_What is needed_. Every entry below must be repeated exactly; skip the pictures.

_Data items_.

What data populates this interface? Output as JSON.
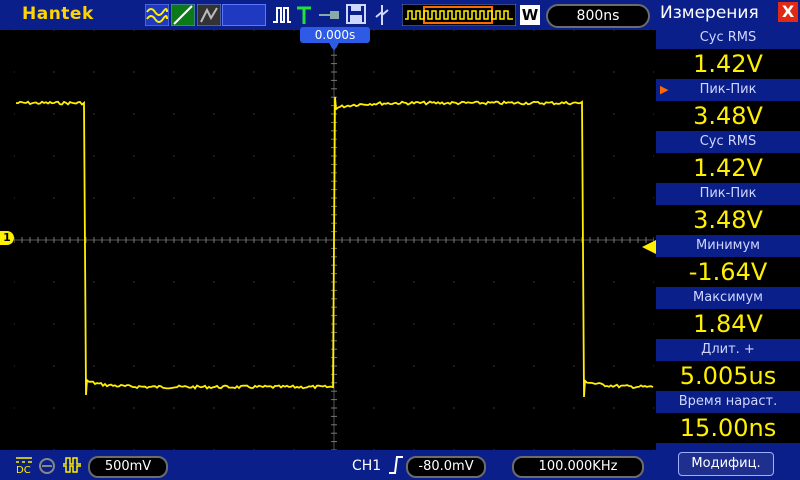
{
  "topbar": {
    "brand": "Hantek",
    "timebase": "800ns",
    "memory_mode_icon": "W"
  },
  "screen": {
    "trigger_position": "0.000s",
    "channel_marker": "1",
    "waveform_color": "#ffef00"
  },
  "panel": {
    "title": "Измерения",
    "close": "X",
    "measurements": [
      {
        "label": "Сус RMS",
        "value": "1.42V",
        "selected": false
      },
      {
        "label": "Пик-Пик",
        "value": "3.48V",
        "selected": true
      },
      {
        "label": "Сус  RMS",
        "value": "1.42V",
        "selected": false
      },
      {
        "label": "Пик-Пик",
        "value": "3.48V",
        "selected": false
      },
      {
        "label": "Минимум",
        "value": "-1.64V",
        "selected": false
      },
      {
        "label": "Максимум",
        "value": "1.84V",
        "selected": false
      },
      {
        "label": "Длит.  +",
        "value": "5.005us",
        "selected": false
      },
      {
        "label": "Время  нараст.",
        "value": "15.00ns",
        "selected": false
      }
    ],
    "modify_button": "Модифиц."
  },
  "bottombar": {
    "coupling": "DC",
    "volts_div": "500mV",
    "channel": "CH1",
    "trigger_level": "-80.0mV",
    "frequency": "100.000KHz"
  }
}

_Your solution_.
What data populates this interface? Output as JSON.
{
  "topbar": {
    "brand": "Hantek",
    "timebase": "800ns",
    "memory_mode_icon": "W"
  },
  "screen": {
    "trigger_position": "0.000s",
    "channel_marker": "1",
    "waveform_color": "#ffef00"
  },
  "panel": {
    "title": "Измерения",
    "close": "X",
    "measurements": [
      {
        "label": "Сус RMS",
        "value": "1.42V",
        "selected": false
      },
      {
        "label": "Пик-Пик",
        "value": "3.48V",
        "selected": true
      },
      {
        "label": "Сус  RMS",
        "value": "1.42V",
        "selected": false
      },
      {
        "label": "Пик-Пик",
        "value": "3.48V",
        "selected": false
      },
      {
        "label": "Минимум",
        "value": "-1.64V",
        "selected": false
      },
      {
        "label": "Максимум",
        "value": "1.84V",
        "selected": false
      },
      {
        "label": "Длит.  +",
        "value": "5.005us",
        "selected": false
      },
      {
        "label": "Время  нараст.",
        "value": "15.00ns",
        "selected": false
      }
    ],
    "modify_button": "Модифиц."
  },
  "bottombar": {
    "coupling": "DC",
    "volts_div": "500mV",
    "channel": "CH1",
    "trigger_level": "-80.0mV",
    "frequency": "100.000KHz"
  }
}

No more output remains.